“Optimism has been linked to healthier baseline diet and superior dietary adherence”, feeling healthy actually has a great effect on how a person reacts to food, one might think that the happier they are, the more likely to eat unhealthy foods, but this couldn’t be farther from the truth, it’s quite the opposite, the tendency is for less happy people to eat unhealthy foods, and happier people tend to stick to fruits, vegetables, and lean foods. “In summary, positive attributes are associated with improved cardiac outcomes, and this connection is likely mediated by both behavioural and physiologic factors. Positive psychology and related interventions may represent a means by which positive states and strengths of character can be cultivated in patients with—or at risk for—cardiac disease, though these interventions have not been well studied in cardiac patients in clinical care settings. Though this line of work has great potential, the field must be cautious about these interventions and their effects. Some studies linking positive attributes to medical or behavioural outcomes have been cross-sectional, preventing assessment of causality.”
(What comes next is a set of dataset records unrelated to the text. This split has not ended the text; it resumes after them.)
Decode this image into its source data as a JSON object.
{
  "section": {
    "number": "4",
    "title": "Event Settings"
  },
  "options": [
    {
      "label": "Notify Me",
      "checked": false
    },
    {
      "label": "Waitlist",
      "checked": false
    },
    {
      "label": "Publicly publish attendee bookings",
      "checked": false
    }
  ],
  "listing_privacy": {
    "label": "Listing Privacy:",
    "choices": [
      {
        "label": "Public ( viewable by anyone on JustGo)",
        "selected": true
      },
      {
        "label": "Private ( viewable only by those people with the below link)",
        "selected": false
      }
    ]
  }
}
A huge aspect of general health is the everyday life, having an approach on life that recognizes the rather gray or dark side, and embraces the positive side is very important, laughter itself is a great idea to improve the mood, thus improve the cardiac health, which means it won’t be such a bad idea to look at jokes that will make you laugh. Laughter and joy have always been linked to a healthy long life, and laughing more actually in a way helps you live longer.
On the topic of everyday lifestyle, it’s also important to keep people that will tell jokes that will make you laugh, so it’s very important to have a social life that is full of positive people. Having a positive mindset after all is quite hard, it would be the easy way out to see life from the raining window that to see it from the bright side, so keeping people around that are joyful and happy is critical for overall health.
Stress is one of the variants that are looked at when diagnosing an unhealthy lifestyle, stress increases anxiety and depression, which in turn have a massive after effect on your health psychologically and physically. Laughter on the other hand is one of the best ways to turn that around. How many times have you been anxious or in a bad mood, and simply by being around positive people made your day a thousand times better in a matter of few seconds.
List of references:
DuBois, C. M., Beach, S. R., Kashdan, T. B., Nyer, M. B., Park, E. R., Celano, C. M., & Huffman, J. C. (2012). Positive Psychological Attributes and Cardiac Outcomes: Associations, Mechanisms, and Interventions. Psychosomatics, 53(4), 303–318. doi:10.1016/j.psym.2012.04.004